*** Material supplied Section Begins ***

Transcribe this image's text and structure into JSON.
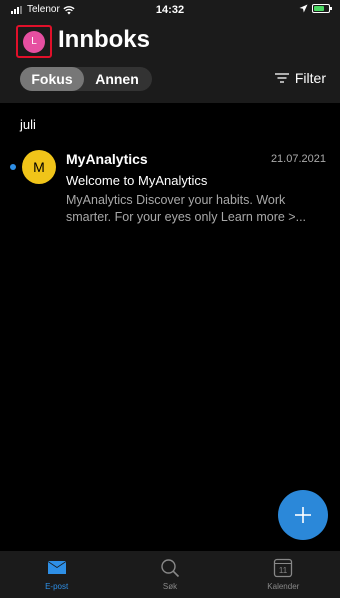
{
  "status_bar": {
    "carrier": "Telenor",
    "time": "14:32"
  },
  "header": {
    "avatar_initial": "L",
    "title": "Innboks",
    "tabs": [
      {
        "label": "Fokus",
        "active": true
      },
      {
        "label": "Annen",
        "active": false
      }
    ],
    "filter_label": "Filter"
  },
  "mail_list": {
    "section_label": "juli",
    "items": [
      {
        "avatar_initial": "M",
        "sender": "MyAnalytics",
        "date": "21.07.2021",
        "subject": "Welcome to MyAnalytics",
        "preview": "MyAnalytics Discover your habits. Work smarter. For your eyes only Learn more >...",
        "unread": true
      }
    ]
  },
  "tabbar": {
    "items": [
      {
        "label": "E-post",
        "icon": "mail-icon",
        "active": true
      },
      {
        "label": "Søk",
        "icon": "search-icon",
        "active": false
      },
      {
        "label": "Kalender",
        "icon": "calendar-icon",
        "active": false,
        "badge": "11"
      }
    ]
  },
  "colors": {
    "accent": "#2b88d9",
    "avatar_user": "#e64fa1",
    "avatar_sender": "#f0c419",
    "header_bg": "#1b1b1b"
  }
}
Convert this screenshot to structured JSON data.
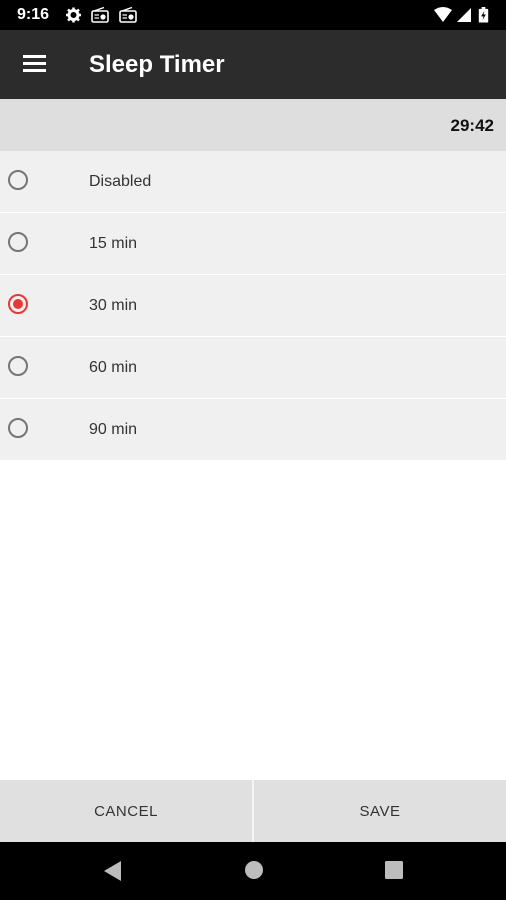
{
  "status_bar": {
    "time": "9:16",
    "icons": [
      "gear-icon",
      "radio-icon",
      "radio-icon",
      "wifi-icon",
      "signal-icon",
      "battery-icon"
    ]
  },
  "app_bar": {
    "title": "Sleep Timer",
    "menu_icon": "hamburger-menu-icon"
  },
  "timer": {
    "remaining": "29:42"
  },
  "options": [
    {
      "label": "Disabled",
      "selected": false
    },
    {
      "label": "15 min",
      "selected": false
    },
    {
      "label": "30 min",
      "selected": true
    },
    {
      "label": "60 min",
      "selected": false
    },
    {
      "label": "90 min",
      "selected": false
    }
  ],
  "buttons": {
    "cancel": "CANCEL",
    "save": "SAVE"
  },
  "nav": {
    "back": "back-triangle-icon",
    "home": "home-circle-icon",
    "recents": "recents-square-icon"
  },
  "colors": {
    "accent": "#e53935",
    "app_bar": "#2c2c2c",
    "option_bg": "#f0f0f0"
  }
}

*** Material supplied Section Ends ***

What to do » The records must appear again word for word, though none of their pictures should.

Task response »
Transcribe this image's text and structure into JSON.
{
  "status_bar": {
    "carrier": "Telenor",
    "time": "14:32"
  },
  "header": {
    "avatar_initial": "L",
    "title": "Innboks",
    "tabs": [
      {
        "label": "Fokus",
        "active": true
      },
      {
        "label": "Annen",
        "active": false
      }
    ],
    "filter_label": "Filter"
  },
  "mail_list": {
    "section_label": "juli",
    "items": [
      {
        "avatar_initial": "M",
        "sender": "MyAnalytics",
        "date": "21.07.2021",
        "subject": "Welcome to MyAnalytics",
        "preview": "MyAnalytics Discover your habits. Work smarter. For your eyes only Learn more >...",
        "unread": true
      }
    ]
  },
  "tabbar": {
    "items": [
      {
        "label": "E-post",
        "icon": "mail-icon",
        "active": true
      },
      {
        "label": "Søk",
        "icon": "search-icon",
        "active": false
      },
      {
        "label": "Kalender",
        "icon": "calendar-icon",
        "active": false,
        "badge": "11"
      }
    ]
  },
  "colors": {
    "accent": "#2b88d9",
    "avatar_user": "#e64fa1",
    "avatar_sender": "#f0c419",
    "header_bg": "#1b1b1b"
  }
}
Convert this screenshot to structured JSON data.
{
  "status_bar": {
    "time": "9:16",
    "icons": [
      "gear-icon",
      "radio-icon",
      "radio-icon",
      "wifi-icon",
      "signal-icon",
      "battery-icon"
    ]
  },
  "app_bar": {
    "title": "Sleep Timer",
    "menu_icon": "hamburger-menu-icon"
  },
  "timer": {
    "remaining": "29:42"
  },
  "options": [
    {
      "label": "Disabled",
      "selected": false
    },
    {
      "label": "15 min",
      "selected": false
    },
    {
      "label": "30 min",
      "selected": true
    },
    {
      "label": "60 min",
      "selected": false
    },
    {
      "label": "90 min",
      "selected": false
    }
  ],
  "buttons": {
    "cancel": "CANCEL",
    "save": "SAVE"
  },
  "nav": {
    "back": "back-triangle-icon",
    "home": "home-circle-icon",
    "recents": "recents-square-icon"
  },
  "colors": {
    "accent": "#e53935",
    "app_bar": "#2c2c2c",
    "option_bg": "#f0f0f0"
  }
}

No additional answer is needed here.